(App and web page records)
+ + + +

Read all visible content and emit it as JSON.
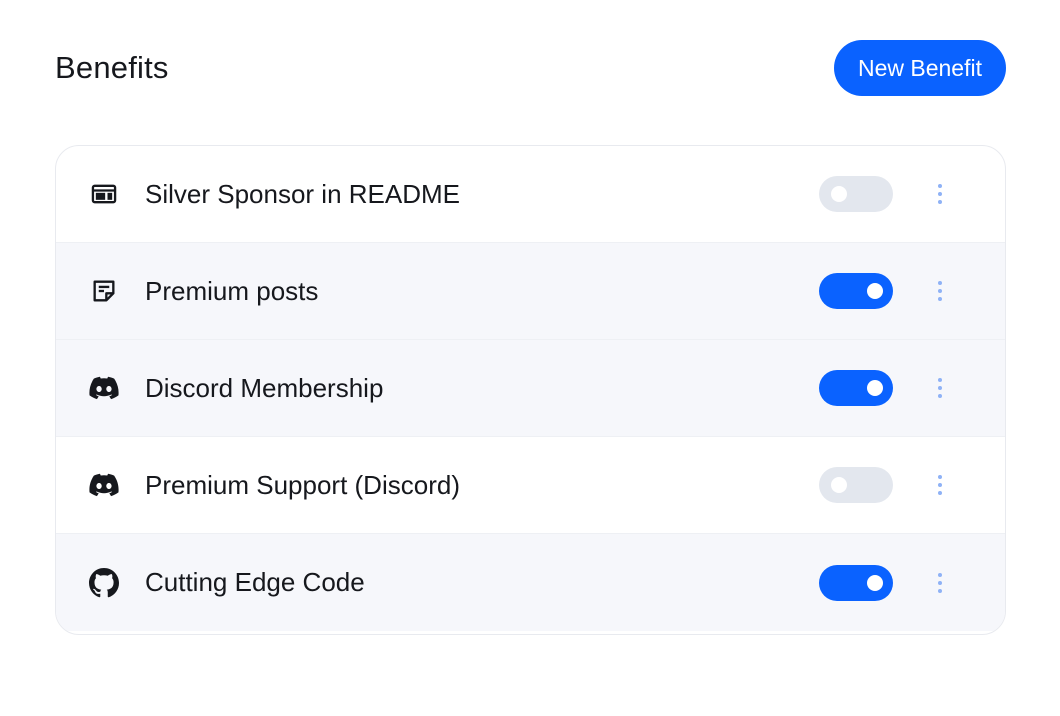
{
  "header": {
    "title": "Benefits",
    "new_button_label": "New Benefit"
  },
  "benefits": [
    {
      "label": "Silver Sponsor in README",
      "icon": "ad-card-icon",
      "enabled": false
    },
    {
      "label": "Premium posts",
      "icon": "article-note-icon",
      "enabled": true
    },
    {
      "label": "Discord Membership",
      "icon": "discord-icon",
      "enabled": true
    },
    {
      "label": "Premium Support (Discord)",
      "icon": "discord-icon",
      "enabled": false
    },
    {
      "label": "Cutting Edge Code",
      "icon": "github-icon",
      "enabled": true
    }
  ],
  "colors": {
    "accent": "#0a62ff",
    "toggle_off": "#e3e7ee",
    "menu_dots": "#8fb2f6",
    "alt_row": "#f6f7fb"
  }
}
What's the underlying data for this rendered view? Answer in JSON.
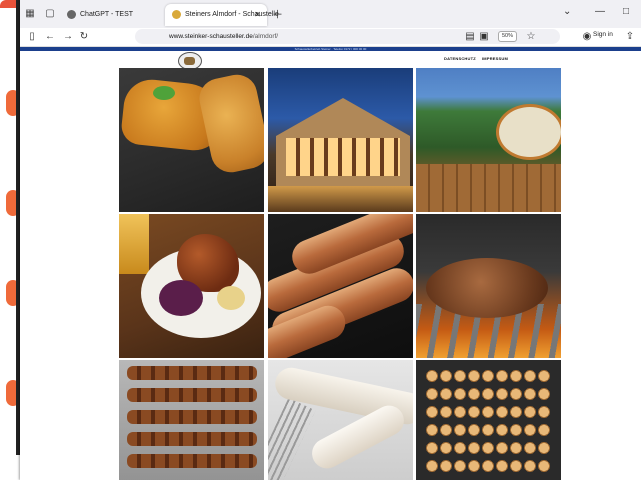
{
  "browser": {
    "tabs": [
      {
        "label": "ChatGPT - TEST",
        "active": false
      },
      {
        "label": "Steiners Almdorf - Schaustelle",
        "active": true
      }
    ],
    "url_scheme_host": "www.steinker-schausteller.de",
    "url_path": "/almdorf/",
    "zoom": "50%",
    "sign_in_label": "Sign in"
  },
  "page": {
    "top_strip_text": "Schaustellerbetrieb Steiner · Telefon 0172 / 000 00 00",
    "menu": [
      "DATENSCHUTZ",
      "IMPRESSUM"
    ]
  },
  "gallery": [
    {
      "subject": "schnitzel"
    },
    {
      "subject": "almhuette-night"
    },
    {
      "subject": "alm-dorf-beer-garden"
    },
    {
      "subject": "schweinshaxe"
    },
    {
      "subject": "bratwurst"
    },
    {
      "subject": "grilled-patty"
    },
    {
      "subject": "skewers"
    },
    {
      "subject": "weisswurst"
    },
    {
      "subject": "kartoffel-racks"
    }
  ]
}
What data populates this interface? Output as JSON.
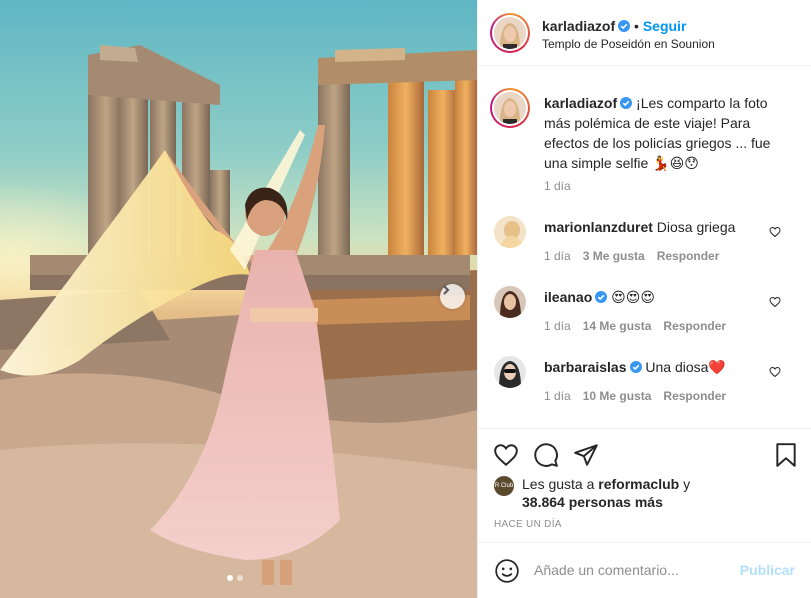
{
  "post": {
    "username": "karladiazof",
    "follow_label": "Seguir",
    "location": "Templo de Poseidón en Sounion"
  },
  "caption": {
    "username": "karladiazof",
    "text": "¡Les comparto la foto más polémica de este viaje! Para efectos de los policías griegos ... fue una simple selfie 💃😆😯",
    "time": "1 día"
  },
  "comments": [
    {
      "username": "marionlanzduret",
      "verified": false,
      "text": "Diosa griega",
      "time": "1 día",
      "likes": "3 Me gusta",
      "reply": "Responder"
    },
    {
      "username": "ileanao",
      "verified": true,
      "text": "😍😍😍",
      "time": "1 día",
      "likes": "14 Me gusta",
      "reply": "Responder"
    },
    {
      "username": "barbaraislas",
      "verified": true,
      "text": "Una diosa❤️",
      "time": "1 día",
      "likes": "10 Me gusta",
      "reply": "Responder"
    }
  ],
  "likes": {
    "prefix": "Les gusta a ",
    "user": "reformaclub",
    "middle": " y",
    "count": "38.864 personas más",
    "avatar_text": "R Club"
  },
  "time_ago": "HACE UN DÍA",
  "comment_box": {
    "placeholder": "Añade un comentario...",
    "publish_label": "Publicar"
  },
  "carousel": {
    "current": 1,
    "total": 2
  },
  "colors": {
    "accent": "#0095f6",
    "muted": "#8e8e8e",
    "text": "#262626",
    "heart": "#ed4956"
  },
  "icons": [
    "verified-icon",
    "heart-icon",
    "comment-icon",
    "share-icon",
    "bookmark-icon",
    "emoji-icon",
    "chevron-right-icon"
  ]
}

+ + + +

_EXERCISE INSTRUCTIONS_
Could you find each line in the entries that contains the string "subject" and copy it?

_FINISHED EXERCISE_
      "subject": "schnitzel"
      "subject": "almhuette-night"
      "subject": "alm-dorf-beer-garden"
      "subject": "schweinshaxe"
      "subject": "bratwurst"
      "subject": "grilled-patty"
      "subject": "skewers"
      "subject": "weisswurst"
      "subject": "kartoffel-racks"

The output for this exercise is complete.